You’ve been able to help over 315,000 people in Honduras, Panama and Ghana through your organization! Do you have plans to serve more countries?
Expansion into new countries is based on a variety of factors and requires large investments in infrastructure since Global Brigades maintains its own on-the-ground operations. While Global Brigades would like to implement its model in other countries, it must first consider volunteer demand and ensure countries are good fits. Recently, with the growth of student chapters and the saturation of travel to Honduras, Global Brigades has just expanded to Nicaragua and is scheduling for its first brigade in January 2013.
What are some of the most rewarding things that have happened because of Global Brigades?
Panama: Students work with community members to build a nursery for agriculture.

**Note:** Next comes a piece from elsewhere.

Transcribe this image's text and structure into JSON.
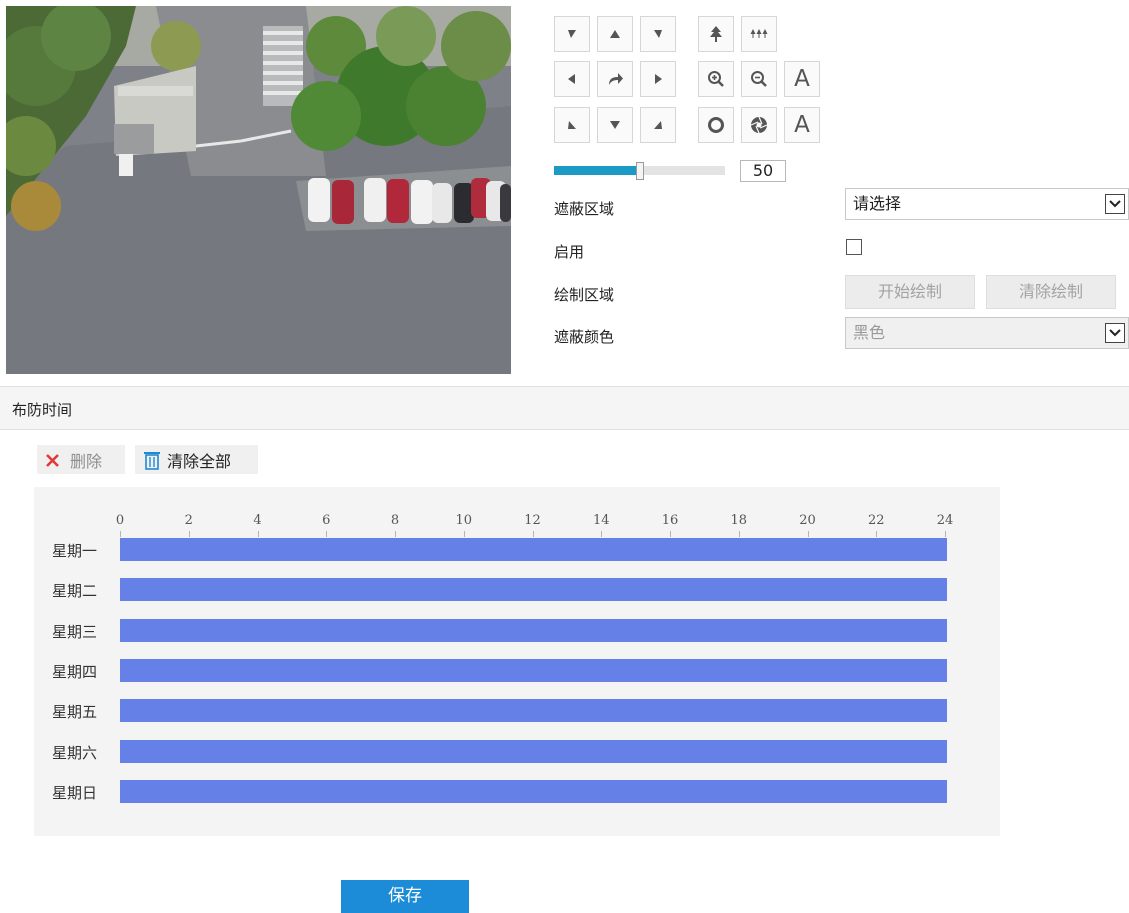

Initially, Global Brigades’ focus was to empower rural communities, but through this process we’ve been able to positively impact not just communities, but also the students participating, and the local and international staff. Global Brigades is no longer just an idea, but rather a mentality of holistic development, awareness, and action that is shared now amongst thousands of people throughout the world. Global Brigades hopes to continue fostering the next generation of leaders to become global citizens.
On the ground, Global Brigades staff, students, and community members just celebrated the completion of the first holistic community, Zuzular, Honduras. Global Brigades strives to provide all programs to each community, however with most programs being rather new, each community can only receive another program as student volunteers become available. Zulzular was the first community to implement a community bank (Microfinance), building of a new school (Architecture), completion of eco-stoves, latrines, water storage, and concrete floors in each home (Public Health), community health workers and consistent medical visits (Medical & Dental), and clean water for each home (Water).
How can people get involved in your cause?
Honduras: A student helps piece together pipe from a water source.
Students that would like to participate in a brigade should first select their program of interest and join that chapter on their campus. If their university campus doesn’t have a chapter yet, they can work with one of our chapter advisors to start a chapter and lead their fellow students on a brigade.
Professionals that would like to get involved are welcome to join the various program brigades.
Professionals can join a local student chapter near them to support as a mentor, or they can even start a brigade at their work as a group of professionals.
Donors that would like to support Global Brigades causes have a plethora of options to see their dollar go to work. Each program has identified areas of funding that are most in need and since Global Brigades is already sustainable without grants and extra donations, 100% of donations made outside of brigades directly benefit the programming on the ground.
Connect with Global Brigades on Facebook and their Website.